You can also look for soaps, shampoos, and other shower products that contain chelating agents, which bind to magnesium and calcium ions, preventing them from affecting the soap’s frothing/foaming ability.
You can also buy synthetic detergent that’s designed for use in hard water and prevents water hardness mineral deposits while preserving fabric quality.
📤 Can Soap Remove Hard Water?
No, soap alone won’t remove hard water stains from your fixtures and surfaces.
Hard water deposits are known as limescale or mineral stains. They’re chalky, rough, and grey-white in color, and are near-impossible to remove without specialist cleaners.
The best way to remove hard water deposits is with a vinegar and baking soda solution. The reaction between the vinegar and baking soda should be powerful enough to lift the stains.
You could also use a chemical cleaner, like a high-acidity cleaner, to get similar results. Just make sure to wear protective gear, air out the room you’re cleaning, and follow the manufacturer’s instructions carefully.
Will soap at least remove soap scum? Not effectively. Since soap is the reason why insoluble scum sticks sticks to your surfaces in the first place, using more soap to remove the scum isn’t a smart solution. You’re better off using a bathroom cleaner that can cut through dirt and scum.
🚫 How to Prevent Issues with Hard Water and Soap
Here are two ways to prevent issues with hard water and soap at home:
Use Soaps & Detergents Designed For Hard Water
One simple way to prevent issues with hard water and soap is to buy soaps and detergents that are designed for use with hard water.
Follow our tips in the “What Soap Is Good For Hard Water?” section. You can also look for soaps that use ingredients called surfactants, which are less affected by the presence of calcium and magnesium ions and are able to lather more effectively, so you can achieve a proper clean even in hard water conditions.
Will these soaps and detergents solve your hard water and soap issues entirely? No – you’ll probably still notice some soap scum, but you should at least be able to improve lather with soap and reduce the amount of soap scum produced.
Install a Water Softener
The best permanent solution to hard water and soap issues is to install a water softener unit.
The only way to completely prevent soap scum and issues with lathering is to use soft water in your plumbing, and a water softener will do this for you.
Water softeners produce soft water by exchanging calcium and magnesium with sodium ions in a chemical reaction called ion exchange.

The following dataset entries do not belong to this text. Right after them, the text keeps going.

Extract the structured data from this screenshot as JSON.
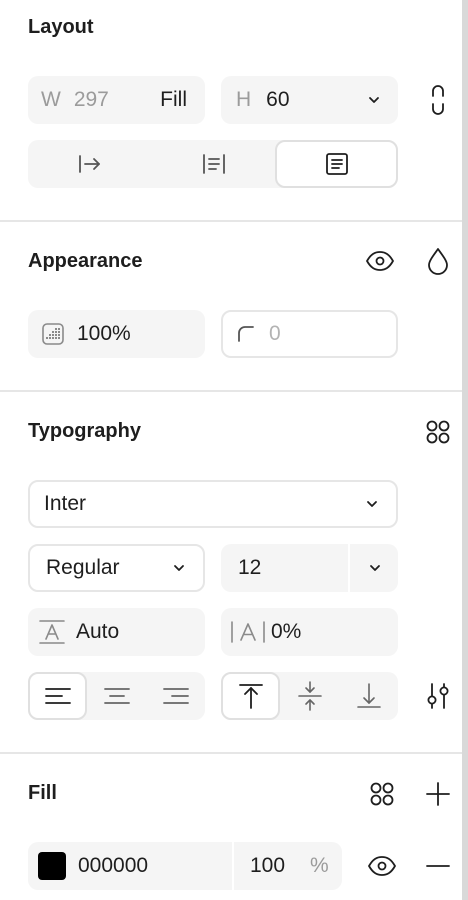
{
  "layout": {
    "title": "Layout",
    "width_label": "W",
    "width_value": "297",
    "width_mode": "Fill",
    "height_label": "H",
    "height_value": "60"
  },
  "appearance": {
    "title": "Appearance",
    "opacity": "100%",
    "radius": "0"
  },
  "typography": {
    "title": "Typography",
    "font_family": "Inter",
    "font_weight": "Regular",
    "font_size": "12",
    "line_height": "Auto",
    "letter_spacing": "0%"
  },
  "fill": {
    "title": "Fill",
    "color_hex": "000000",
    "swatch_color": "#000000",
    "opacity_value": "100",
    "opacity_unit": "%"
  }
}
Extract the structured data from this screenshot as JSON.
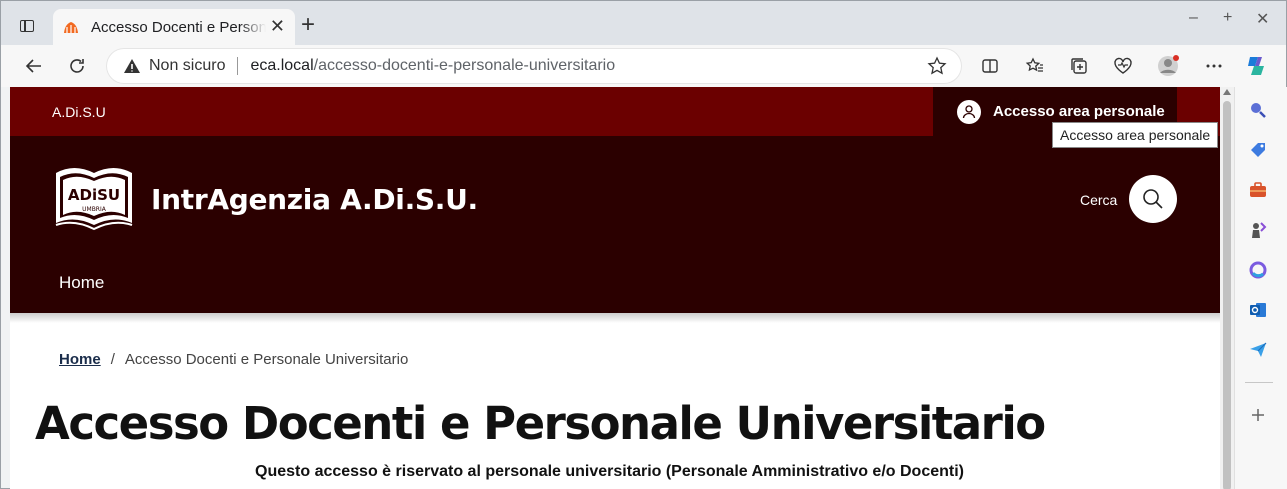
{
  "browser": {
    "tab_title": "Accesso Docenti e Personale Universitario",
    "new_tab": "+",
    "close_tab": "✕",
    "address": {
      "security_label": "Non sicuro",
      "host": "eca.local",
      "path": "/accesso-docenti-e-personale-universitario"
    },
    "window_controls": [
      "–",
      "+",
      "✕"
    ]
  },
  "site": {
    "top_org": "A.Di.S.U",
    "login_label": "Accesso area personale",
    "login_tooltip": "Accesso area personale",
    "brand_name": "IntrAgenzia A.Di.S.U.",
    "logo_text_main": "ADiSU",
    "logo_text_sub": "UMBRIA",
    "search_label": "Cerca",
    "nav": [
      {
        "label": "Home"
      }
    ],
    "colors": {
      "topbar": "#6b0000",
      "header": "#2b0000"
    }
  },
  "breadcrumb": {
    "home": "Home",
    "separator": "/",
    "current": "Accesso Docenti e Personale Universitario"
  },
  "page": {
    "title": "Accesso Docenti e Personale Universitario",
    "notice": "Questo accesso è riservato al personale universitario (Personale Amministrativo e/o Docenti)"
  }
}
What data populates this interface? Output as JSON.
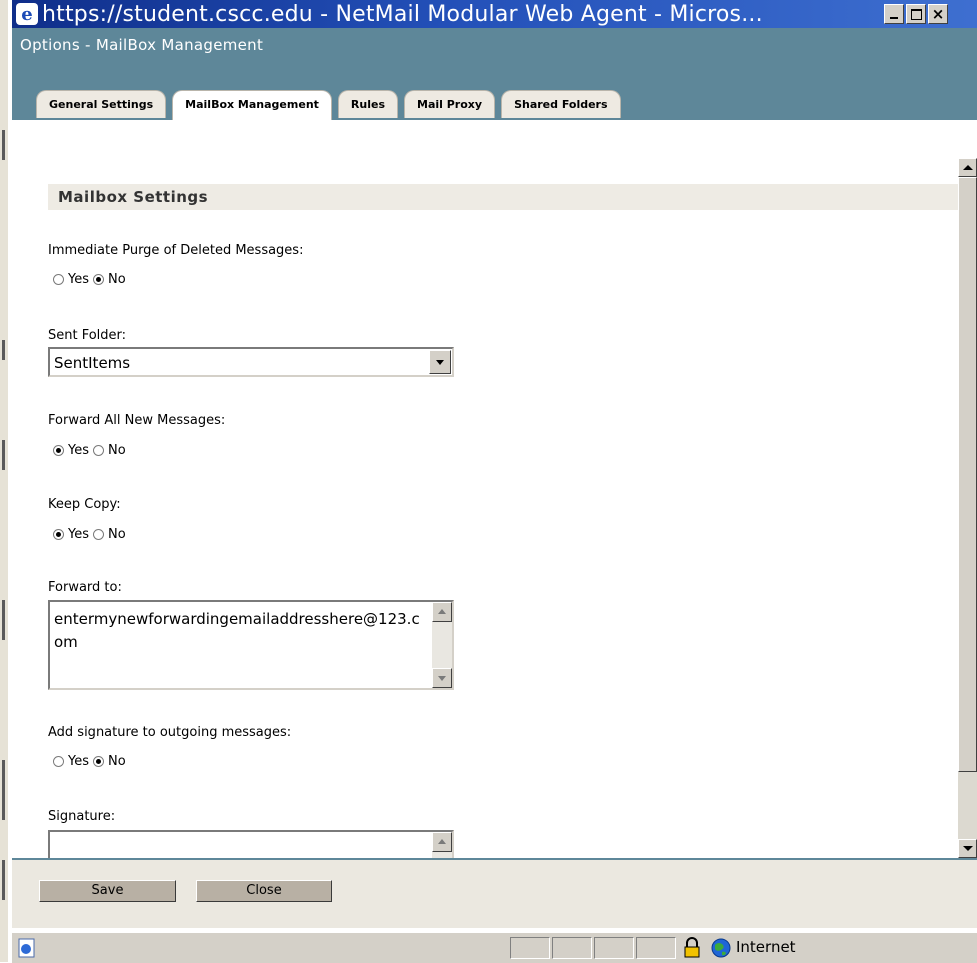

Sodium salt is unable to form scale and don’t interact with soap molecules or affect their lather.
You can install a water softener at your main water pipe’s point of entry into your home, where it’ll soften the water before it travels around your plumbing to your various fixtures.
Soap lathers much better with softened water, and the sodium salts present ensure that there’s no soap scum or scale formation, so you’ll achieve cleaner results with less soap.
Soft water has a few other benefits, too: it won’t clog your appliances, it makes cleaning easier, and you won’t have issues with your hair and skin health due to the lack of magnesium and calcium in your water.
📑 Final Word
The idea that hard water reacts with soap isn’t a myth – there’s a scientific reason why this happens.
There’s a big difference between hard and soft water when it comes to soap usage – namely the effectiveness of the soap in producing a lather and how much soap you need to get your skin, clothes, and dishes properly clean.
You can use soaps that are designed to work with hard water, but the best long-term solution is to install a water softening system and enjoy softened water throughout your home.